Several security officials then explained “it is not possible to photograph the bridge”.

After a lengthy delay, police shunted both correspondents out a side door when a mysterious official bearing both ASEAN media and security passes arrived to intervene.

The incident helps explain why ordinary Lao people do not seem to share their Government’s enthusiasm for the first ASEAN leader’s summit to which Australia’s Prime Minister, John Howard, has been invited.

One of the world’s last communist bastions, Laos has ordered its own people off the streets in an Orwellian bid to paint the capital in the best possible light, clean and free of the traffic problems which plague other Asian capitals.

Taxis have been banished from the leafy streets and offices shut down, while restaurants have either closed for the duration of the summit or reduced their opening hours.

“It makes it very hard for us to make money. The Government says we cannot go into the city,” motorised tricycle driver Sisay told AAP.

“It will be better when [ASEAN] is over and we can make some money again.”

Even traffic across the Friendship Bridge – which Australia says has had an important impact on Lao economic development – has slowed to a crawl amid the lockdown.

The Vientiane Times newspaper said hardly anyone was bothering to cross the Friendship Bridge in the leadup to the summit.

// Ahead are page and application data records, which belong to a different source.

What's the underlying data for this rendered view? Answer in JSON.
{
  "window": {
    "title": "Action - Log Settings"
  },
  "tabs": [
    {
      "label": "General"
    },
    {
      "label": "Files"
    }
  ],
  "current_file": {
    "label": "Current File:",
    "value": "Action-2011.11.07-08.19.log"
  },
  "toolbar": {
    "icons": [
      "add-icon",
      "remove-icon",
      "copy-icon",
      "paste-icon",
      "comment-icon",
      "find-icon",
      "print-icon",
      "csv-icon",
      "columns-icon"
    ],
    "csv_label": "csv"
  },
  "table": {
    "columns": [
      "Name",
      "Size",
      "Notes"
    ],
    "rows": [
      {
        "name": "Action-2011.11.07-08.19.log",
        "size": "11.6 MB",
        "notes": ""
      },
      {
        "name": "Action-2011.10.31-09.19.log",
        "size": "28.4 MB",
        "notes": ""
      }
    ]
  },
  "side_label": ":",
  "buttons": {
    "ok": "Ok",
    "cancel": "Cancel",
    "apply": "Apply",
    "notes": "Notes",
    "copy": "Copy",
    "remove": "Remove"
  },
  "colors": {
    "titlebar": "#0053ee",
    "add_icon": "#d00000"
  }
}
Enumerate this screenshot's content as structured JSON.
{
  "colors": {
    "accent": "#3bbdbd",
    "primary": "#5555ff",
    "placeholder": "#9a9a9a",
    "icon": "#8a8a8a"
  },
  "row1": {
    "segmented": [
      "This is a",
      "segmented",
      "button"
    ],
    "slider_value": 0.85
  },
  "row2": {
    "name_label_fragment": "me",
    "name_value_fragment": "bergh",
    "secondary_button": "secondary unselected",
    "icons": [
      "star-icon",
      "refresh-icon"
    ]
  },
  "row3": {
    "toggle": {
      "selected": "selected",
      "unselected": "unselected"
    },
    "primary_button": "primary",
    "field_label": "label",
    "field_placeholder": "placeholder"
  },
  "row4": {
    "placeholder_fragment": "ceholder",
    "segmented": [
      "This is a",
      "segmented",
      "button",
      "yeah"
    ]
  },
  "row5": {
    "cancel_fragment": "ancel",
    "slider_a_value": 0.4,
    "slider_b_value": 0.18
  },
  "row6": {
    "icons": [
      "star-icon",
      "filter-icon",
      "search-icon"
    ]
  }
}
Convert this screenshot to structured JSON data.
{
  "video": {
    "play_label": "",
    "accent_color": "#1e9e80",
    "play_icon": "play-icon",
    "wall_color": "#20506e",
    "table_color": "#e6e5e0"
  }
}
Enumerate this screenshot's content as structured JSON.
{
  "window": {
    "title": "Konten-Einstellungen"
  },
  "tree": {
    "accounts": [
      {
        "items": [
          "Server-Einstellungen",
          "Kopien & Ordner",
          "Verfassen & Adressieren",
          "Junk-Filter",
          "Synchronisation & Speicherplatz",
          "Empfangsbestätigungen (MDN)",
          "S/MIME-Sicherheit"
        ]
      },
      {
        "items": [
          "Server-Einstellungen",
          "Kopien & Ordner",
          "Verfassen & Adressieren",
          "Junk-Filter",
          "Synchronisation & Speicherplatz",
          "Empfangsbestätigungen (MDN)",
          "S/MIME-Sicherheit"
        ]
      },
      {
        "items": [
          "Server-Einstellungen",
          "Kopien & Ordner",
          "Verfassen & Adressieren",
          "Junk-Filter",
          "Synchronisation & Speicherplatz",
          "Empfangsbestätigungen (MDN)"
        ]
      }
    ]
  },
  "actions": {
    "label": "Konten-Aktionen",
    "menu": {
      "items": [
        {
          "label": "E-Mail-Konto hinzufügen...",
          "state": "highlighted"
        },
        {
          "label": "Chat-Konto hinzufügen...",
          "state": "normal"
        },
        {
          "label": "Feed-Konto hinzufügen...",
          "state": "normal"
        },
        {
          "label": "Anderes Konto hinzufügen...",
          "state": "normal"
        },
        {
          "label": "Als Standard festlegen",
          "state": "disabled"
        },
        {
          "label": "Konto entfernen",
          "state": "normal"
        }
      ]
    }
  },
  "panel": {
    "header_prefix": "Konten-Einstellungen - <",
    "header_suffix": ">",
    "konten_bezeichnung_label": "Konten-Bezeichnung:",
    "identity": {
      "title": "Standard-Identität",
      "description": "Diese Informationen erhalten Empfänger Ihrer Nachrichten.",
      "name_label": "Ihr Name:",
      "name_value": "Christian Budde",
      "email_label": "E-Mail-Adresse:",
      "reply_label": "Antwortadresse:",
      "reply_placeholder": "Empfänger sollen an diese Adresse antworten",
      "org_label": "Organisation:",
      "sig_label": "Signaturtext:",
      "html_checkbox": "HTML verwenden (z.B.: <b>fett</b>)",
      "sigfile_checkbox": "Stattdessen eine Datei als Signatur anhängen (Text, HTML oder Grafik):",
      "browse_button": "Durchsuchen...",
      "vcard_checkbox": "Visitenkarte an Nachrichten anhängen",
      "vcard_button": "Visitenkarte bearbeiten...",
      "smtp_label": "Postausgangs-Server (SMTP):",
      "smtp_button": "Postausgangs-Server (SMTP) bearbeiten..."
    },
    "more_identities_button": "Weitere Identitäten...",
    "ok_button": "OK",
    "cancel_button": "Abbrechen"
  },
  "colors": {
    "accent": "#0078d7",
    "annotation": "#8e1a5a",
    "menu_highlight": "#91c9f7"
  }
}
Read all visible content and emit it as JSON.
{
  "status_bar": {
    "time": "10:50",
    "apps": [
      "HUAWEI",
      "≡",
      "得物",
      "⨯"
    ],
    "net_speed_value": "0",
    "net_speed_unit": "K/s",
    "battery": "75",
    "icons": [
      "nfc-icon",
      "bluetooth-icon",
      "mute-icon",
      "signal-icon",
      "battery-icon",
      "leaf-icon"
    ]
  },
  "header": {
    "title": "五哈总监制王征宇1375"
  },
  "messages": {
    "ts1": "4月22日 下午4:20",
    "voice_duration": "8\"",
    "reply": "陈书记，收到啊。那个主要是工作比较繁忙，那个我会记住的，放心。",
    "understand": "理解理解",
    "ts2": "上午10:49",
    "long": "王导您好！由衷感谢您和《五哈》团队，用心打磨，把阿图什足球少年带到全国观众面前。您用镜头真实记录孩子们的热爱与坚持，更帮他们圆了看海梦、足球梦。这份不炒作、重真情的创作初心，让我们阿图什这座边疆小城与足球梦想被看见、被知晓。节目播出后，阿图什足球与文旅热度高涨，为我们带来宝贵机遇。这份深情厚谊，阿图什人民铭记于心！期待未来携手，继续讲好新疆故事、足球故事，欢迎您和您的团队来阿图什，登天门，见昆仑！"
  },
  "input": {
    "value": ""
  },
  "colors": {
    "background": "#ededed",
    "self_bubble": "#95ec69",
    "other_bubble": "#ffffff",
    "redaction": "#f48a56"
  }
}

Given Lao security for the meeting, it’s best not to try and check it out.